Dataset rows describing interfaces:
────────────────────
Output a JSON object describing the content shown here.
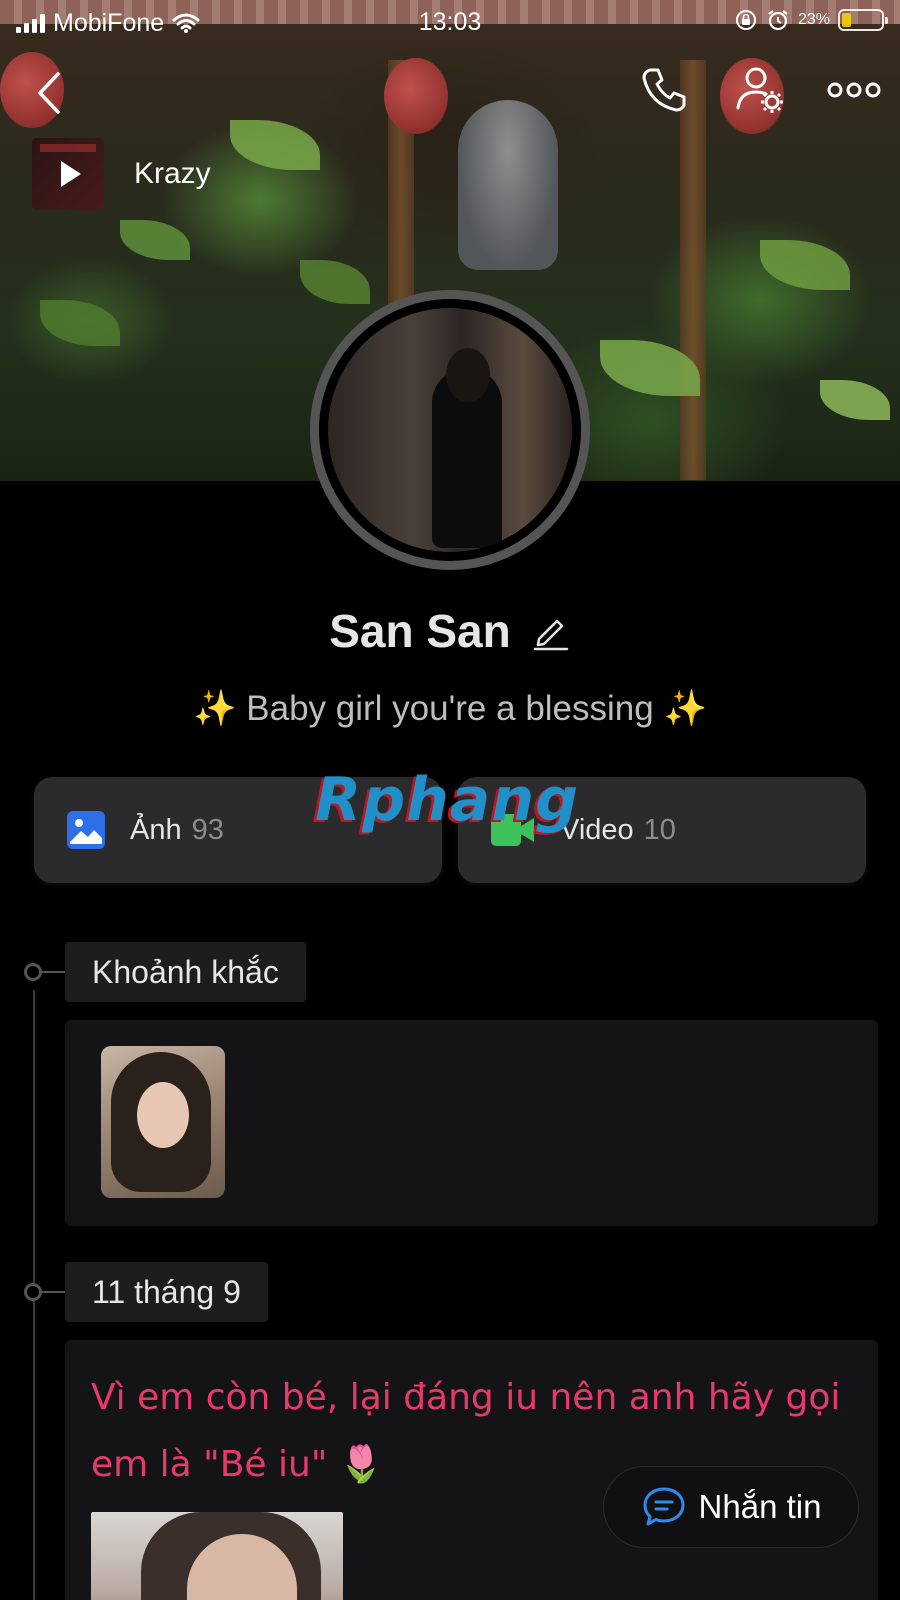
{
  "status_bar": {
    "carrier": "MobiFone",
    "time": "13:03",
    "battery_percent": "23%",
    "battery_level": 0.23
  },
  "music": {
    "title": "Krazy"
  },
  "profile": {
    "name": "San San",
    "bio_text": " Baby girl you're a blessing ",
    "bio_sparkle": "✨"
  },
  "media": {
    "photos_label": "Ảnh",
    "photos_count": "93",
    "videos_label": "Video",
    "videos_count": "10"
  },
  "watermark": {
    "text": "Rphang"
  },
  "timeline": {
    "moments_label": "Khoảnh khắc",
    "date_label": "11 tháng 9",
    "post_text": "Vì em còn bé, lại đáng iu nên anh hãy gọi em là \"Bé iu\" 🌷"
  },
  "actions": {
    "message_label": "Nhắn tin"
  },
  "colors": {
    "accent_blue": "#2d6fe8",
    "video_green": "#3ec15b",
    "post_text_pink": "#e8396c",
    "sparkle_gold": "#f3c54b"
  },
  "icons": {
    "back": "chevron-left-icon",
    "call": "phone-icon",
    "profile_settings": "user-gear-icon",
    "more": "more-dots-icon",
    "play": "play-icon",
    "edit": "pencil-icon",
    "photos": "image-icon",
    "videos": "video-camera-icon",
    "message": "chat-bubble-icon"
  }
}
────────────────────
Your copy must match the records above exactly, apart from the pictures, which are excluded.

Expected output:
Output a JSON object describing the content shown here.
{
  "status_bar": {
    "carrier": "MobiFone",
    "time": "13:03",
    "battery_percent": "23%",
    "battery_level": 0.23
  },
  "music": {
    "title": "Krazy"
  },
  "profile": {
    "name": "San San",
    "bio_text": " Baby girl you're a blessing ",
    "bio_sparkle": "✨"
  },
  "media": {
    "photos_label": "Ảnh",
    "photos_count": "93",
    "videos_label": "Video",
    "videos_count": "10"
  },
  "watermark": {
    "text": "Rphang"
  },
  "timeline": {
    "moments_label": "Khoảnh khắc",
    "date_label": "11 tháng 9",
    "post_text": "Vì em còn bé, lại đáng iu nên anh hãy gọi em là \"Bé iu\" 🌷"
  },
  "actions": {
    "message_label": "Nhắn tin"
  },
  "colors": {
    "accent_blue": "#2d6fe8",
    "video_green": "#3ec15b",
    "post_text_pink": "#e8396c",
    "sparkle_gold": "#f3c54b"
  },
  "icons": {
    "back": "chevron-left-icon",
    "call": "phone-icon",
    "profile_settings": "user-gear-icon",
    "more": "more-dots-icon",
    "play": "play-icon",
    "edit": "pencil-icon",
    "photos": "image-icon",
    "videos": "video-camera-icon",
    "message": "chat-bubble-icon"
  }
}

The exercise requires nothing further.